Ryder honored, but her emphasis is on others. Why?


Each year, the State Senate honors women in politics who go above and beyond for their communities. Hempstead Town Councilwoman Laura Ryder has been recognized as one of these “Women of Distinction” for her decades of service to Lynbrook and the town.

“I get a great deal of fulfillment, personal satisfaction and joy from service to others,” Ryder said. “It’s extremely rewarding to me. I enjoy it very much and it’s such a big part of my life.”

Ryder has been volunteering for more than 25 years. In 2021 she channeled that community-mindedness into her work at the time as a Lynbrook village trustee, and her success there earned her an appointment to the Town Board in March. Earlier this month she was honored as a Woman of Distinction by Sen. Patricia Canzoneri-Fitzpatrick, a lifelong resident of Malverne who is familiar with Ryder’s work on Long Island.

“Laura Ryder is a wonderful advocate and representative of her district,” Canzoneri-Fitzpatrick said. “She is a person of grace and dignity who gives her all to her community. I think she’s a shining example of what we all would like to see in our communities.”

Ryder attended the awards ceremony in Albany on May 16 with her husband, Mike, and their daughter, Shannon. She was one of 63 women who were honored.

To residents of Lynbrook and beyond who have benefited from Ryder’s decades of service, the accolade comes as no surprise. “I personally look for people who have contributed significantly to the community,” Canzoneri-Fitzpatrick said of her criteria for the Woman of Distinction award. “Who are involved in charitable work, serving the most vulnerable. And people like Miss Ryder, who have served in a social capacity, I think, make great candidates for this award.”

Ryder is the founder and chair of the Lynbrook Cares Committee, managing a group of volunteers who help elderly and disabled people with tasks like shoveling snow and landscaping. She also volunteers for Lynbrook Community Chest, which provides financial assistance to residents who are struggling, the Lynbrook Beautification Committee and the Malverne School District Special Education PTA, so it’s no wonder that she has added Woman of Distinction to her list of accomplishments.

The award is particularly meaningful for her, Ryder said, because it not only honors her work as a public official, but recognizes the many spinning plates she and other women in politics must balance as politicians, mothers and more.

“I think women, by nature, because of the different roles that we take on in our lives — as mother, as head of our households, as wives, as employers and employees — we really have to learn how to juggle many different things going on in our lives,” she said. “And we are absolutely capable of taking on these roles and having a voice within our communities, representing our constituents and speaking on their behalf. ”
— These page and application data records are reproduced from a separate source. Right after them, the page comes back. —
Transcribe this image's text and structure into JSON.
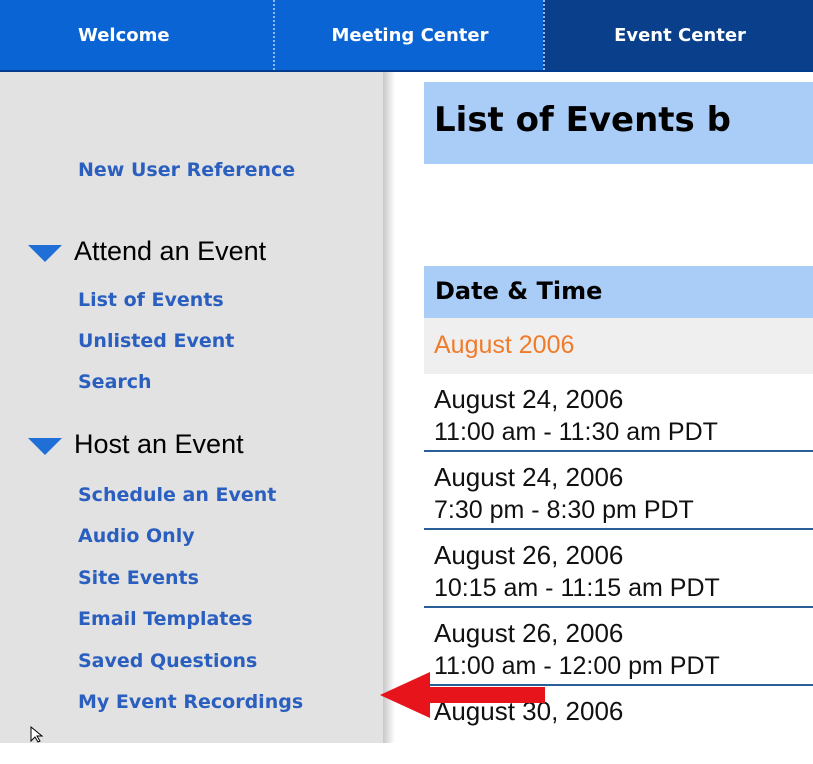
{
  "topnav": {
    "tabs": [
      {
        "label": "Welcome"
      },
      {
        "label": "Meeting Center"
      },
      {
        "label": "Event Center"
      }
    ],
    "colors": {
      "bar": "#0b64d3",
      "active": "#0a3f8c"
    }
  },
  "sidebar": {
    "new_user_reference": "New User Reference",
    "attend": {
      "label": "Attend an Event",
      "links": [
        "List of Events",
        "Unlisted Event",
        "Search"
      ]
    },
    "host": {
      "label": "Host an Event",
      "links": [
        "Schedule an Event",
        "Audio Only",
        "Site Events",
        "Email Templates",
        "Saved Questions",
        "My Event Recordings"
      ]
    },
    "icons": {
      "section_toggle": "triangle-down-icon"
    },
    "colors": {
      "link": "#2a5fbf",
      "background": "#e2e2e2"
    }
  },
  "main": {
    "title": "List of Events b",
    "column_header": "Date & Time",
    "month": "August 2006",
    "events": [
      {
        "date": "August 24, 2006",
        "time": "11:00 am - 11:30 am PDT"
      },
      {
        "date": "August 24, 2006",
        "time": "7:30 pm - 8:30 pm PDT"
      },
      {
        "date": "August 26, 2006",
        "time": "10:15 am - 11:15 am PDT"
      },
      {
        "date": "August 26, 2006",
        "time": "11:00 am - 12:00 pm PDT"
      },
      {
        "date": "August 30, 2006",
        "time": ""
      }
    ],
    "colors": {
      "header": "#a9cdf6",
      "month": "#f07b2a"
    }
  },
  "annotation": {
    "icon": "red-arrow-icon",
    "color": "#e8141b"
  }
}
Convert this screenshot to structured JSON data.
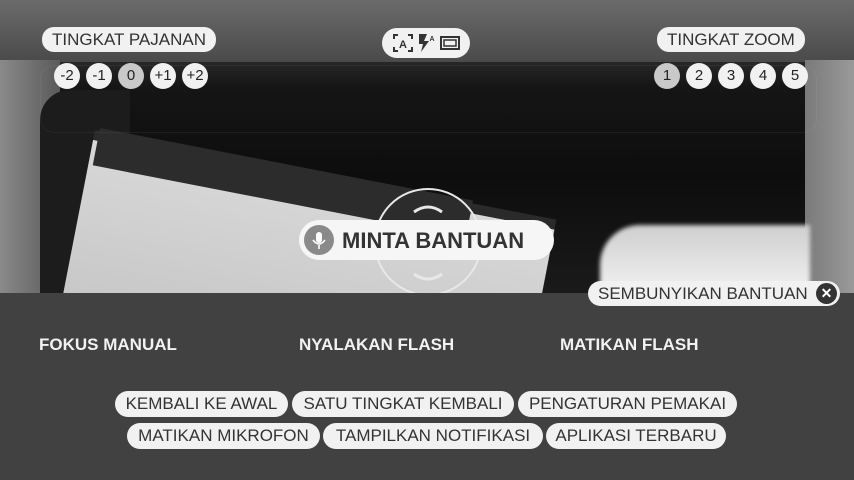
{
  "viewfinder": {
    "exposure_label": "TINGKAT PAJANAN",
    "exposure_levels": [
      "-2",
      "-1",
      "0",
      "+1",
      "+2"
    ],
    "exposure_selected": "0",
    "zoom_label": "TINGKAT ZOOM",
    "zoom_levels": [
      "1",
      "2",
      "3",
      "4",
      "5"
    ],
    "zoom_selected": "1",
    "mode_icons": [
      "auto-focus-icon",
      "flash-auto-icon",
      "aspect-ratio-icon"
    ]
  },
  "help": {
    "label": "MINTA BANTUAN",
    "hide_label": "SEMBUNYIKAN BANTUAN"
  },
  "commands": {
    "focus": "FOKUS MANUAL",
    "flash_on": "NYALAKAN FLASH",
    "flash_off": "MATIKAN FLASH"
  },
  "shortcuts": {
    "row1": [
      "KEMBALI KE AWAL",
      "SATU TINGKAT KEMBALI",
      "PENGATURAN PEMAKAI"
    ],
    "row2": [
      "MATIKAN MIKROFON",
      "TAMPILKAN NOTIFIKASI",
      "APLIKASI TERBARU"
    ]
  }
}
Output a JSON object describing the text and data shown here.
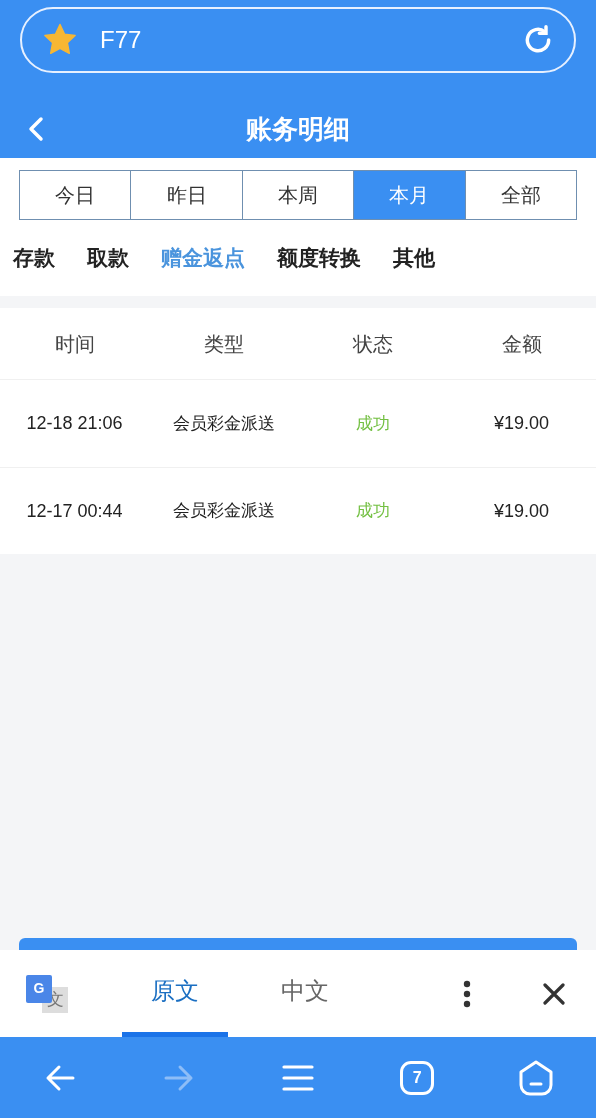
{
  "address_bar": {
    "url": "F77"
  },
  "header": {
    "title": "账务明细"
  },
  "periods": [
    {
      "label": "今日",
      "selected": false
    },
    {
      "label": "昨日",
      "selected": false
    },
    {
      "label": "本周",
      "selected": false
    },
    {
      "label": "本月",
      "selected": true
    },
    {
      "label": "全部",
      "selected": false
    }
  ],
  "categories": [
    {
      "label": "存款",
      "selected": false
    },
    {
      "label": "取款",
      "selected": false
    },
    {
      "label": "赠金返点",
      "selected": true
    },
    {
      "label": "额度转换",
      "selected": false
    },
    {
      "label": "其他",
      "selected": false
    }
  ],
  "table": {
    "columns": [
      "时间",
      "类型",
      "状态",
      "金额"
    ],
    "rows": [
      {
        "time": "12-18 21:06",
        "type": "会员彩金派送",
        "status": "成功",
        "amount": "¥19.00"
      },
      {
        "time": "12-17 00:44",
        "type": "会员彩金派送",
        "status": "成功",
        "amount": "¥19.00"
      }
    ]
  },
  "translate_bar": {
    "logo": {
      "letter": "G",
      "glyph": "文"
    },
    "tabs": [
      {
        "label": "原文",
        "selected": true
      },
      {
        "label": "中文",
        "selected": false
      }
    ]
  },
  "bottom_nav": {
    "forward_disabled": true,
    "tab_count": "7"
  }
}
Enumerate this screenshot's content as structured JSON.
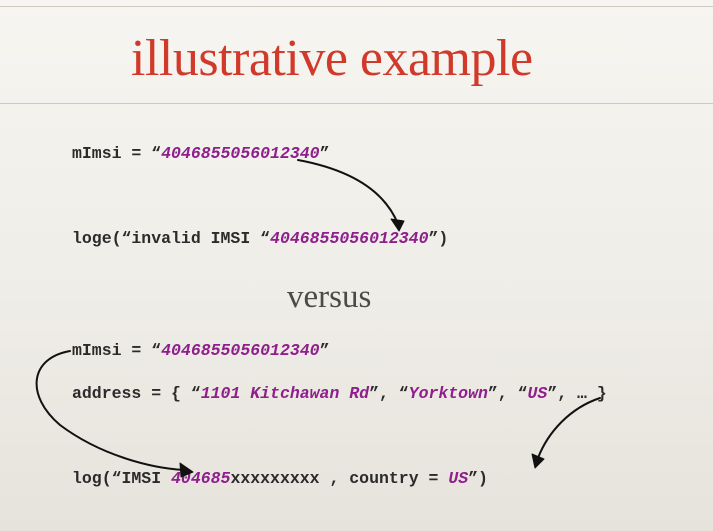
{
  "slide": {
    "title": "illustrative example",
    "separator": "versus"
  },
  "top_example": {
    "line1": {
      "prefix": "mImsi = “",
      "value": "4046855056012340",
      "suffix": "”"
    },
    "line2": {
      "prefix": "loge(“invalid IMSI “",
      "value": "4046855056012340",
      "suffix": "”)"
    }
  },
  "bottom_example": {
    "line1": {
      "prefix": "mImsi = “",
      "value": "4046855056012340",
      "suffix": "”"
    },
    "line2": {
      "prefix": "address = { “",
      "street": "1101 Kitchawan Rd",
      "sep1": "”, “",
      "city": "Yorktown",
      "sep2": "”, “",
      "country": "US",
      "suffix": "”, … }"
    },
    "line3": {
      "prefix": "log(“IMSI ",
      "imsi_prefix": "404685",
      "masked": "xxxxxxxxx",
      "middle": " , country = ",
      "country": "US",
      "suffix": "”)"
    }
  },
  "colors": {
    "title": "#d13a2a",
    "code": "#2b2b2b",
    "value": "#8e1f8c",
    "separator": "#4a4a4a",
    "arrow": "#111111"
  },
  "icons": [
    "curved-arrow"
  ]
}
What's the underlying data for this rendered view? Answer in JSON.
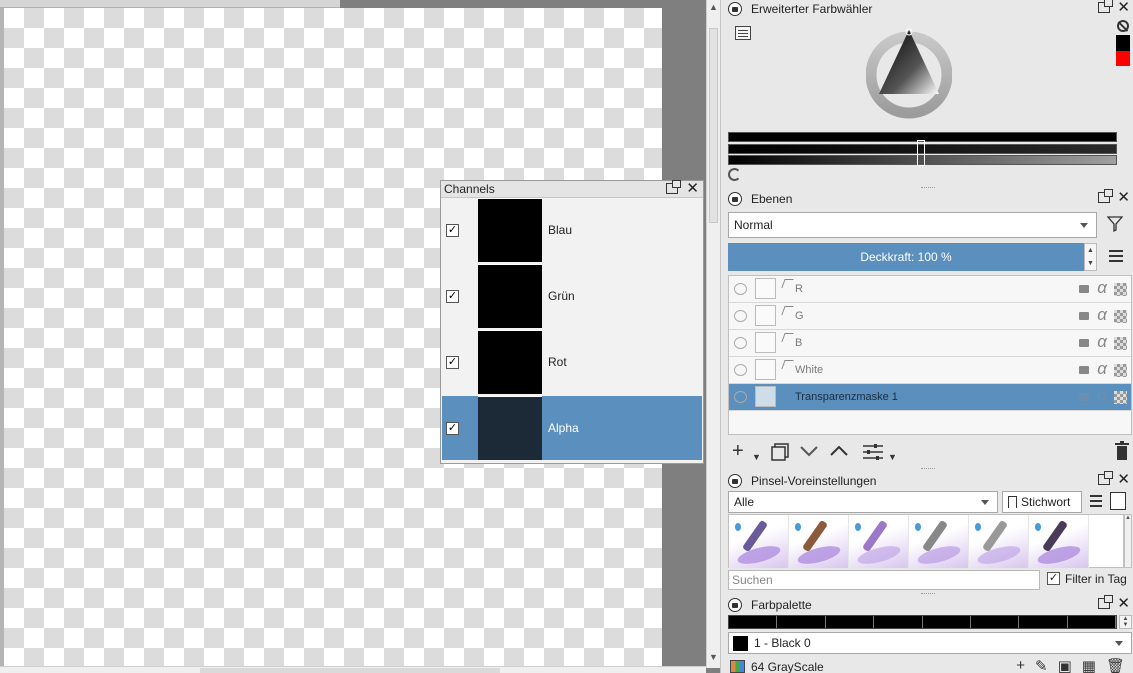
{
  "channels": {
    "title": "Channels",
    "rows": [
      {
        "label": "Blau",
        "checked": true
      },
      {
        "label": "Grün",
        "checked": true
      },
      {
        "label": "Rot",
        "checked": true
      },
      {
        "label": "Alpha",
        "checked": true,
        "selected": true
      }
    ]
  },
  "color_selector": {
    "title": "Erweiterter Farbwähler",
    "foreground": "#000000",
    "background": "#ff0000"
  },
  "layers": {
    "title": "Ebenen",
    "blend_mode": "Normal",
    "opacity_label": "Deckkraft:  100 %",
    "items": [
      {
        "name": "R",
        "selected": false
      },
      {
        "name": "G",
        "selected": false
      },
      {
        "name": "B",
        "selected": false
      },
      {
        "name": "White",
        "selected": false
      },
      {
        "name": "Transparenzmaske 1",
        "selected": true
      }
    ]
  },
  "brush_presets": {
    "title": "Pinsel-Voreinstellungen",
    "filter": "Alle",
    "tag_button": "Stichwort",
    "search_placeholder": "Suchen",
    "filter_in_tag_label": "Filter in Tag",
    "filter_in_tag_checked": true
  },
  "palette": {
    "title": "Farbpalette",
    "selected_color": "1 - Black 0",
    "palette_name": "64 GrayScale"
  },
  "colors": {
    "accent": "#5b8fbd"
  }
}
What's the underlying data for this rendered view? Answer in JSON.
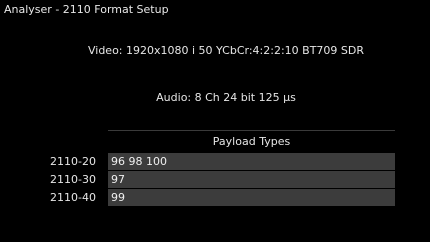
{
  "window": {
    "title": "Analyser - 2110 Format Setup"
  },
  "format": {
    "video": "Video: 1920x1080 i 50 YCbCr:4:2:2:10 BT709 SDR",
    "audio": "Audio: 8 Ch 24 bit 125 µs"
  },
  "payload": {
    "header": "Payload Types",
    "rows": [
      {
        "label": "2110-20",
        "value": "96 98 100"
      },
      {
        "label": "2110-30",
        "value": "97"
      },
      {
        "label": "2110-40",
        "value": "99"
      }
    ]
  },
  "colors": {
    "background": "#000000",
    "field_background": "#3c3c3c",
    "text": "#e6e6e6"
  }
}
Ryder and Canzoneri-Fitzpatrick both said they hope these awards encourage more women to enter politics and bring their perspectives to the public arena. Ryder also wants to show people that women don’t have to choose between their families, their careers, or service — and that it’s never too late to try something new.

“Just take a chance,” she would say to women thinking about holding public office. “I didn’t get involved in the forefront of politics until I was in my 50s, and it really was a life-changing decision. Don’t let age hold you back. Be ambitious. Go for it. Women can multitask and handle a lot. Don’t let anything hold you back. We can do it.”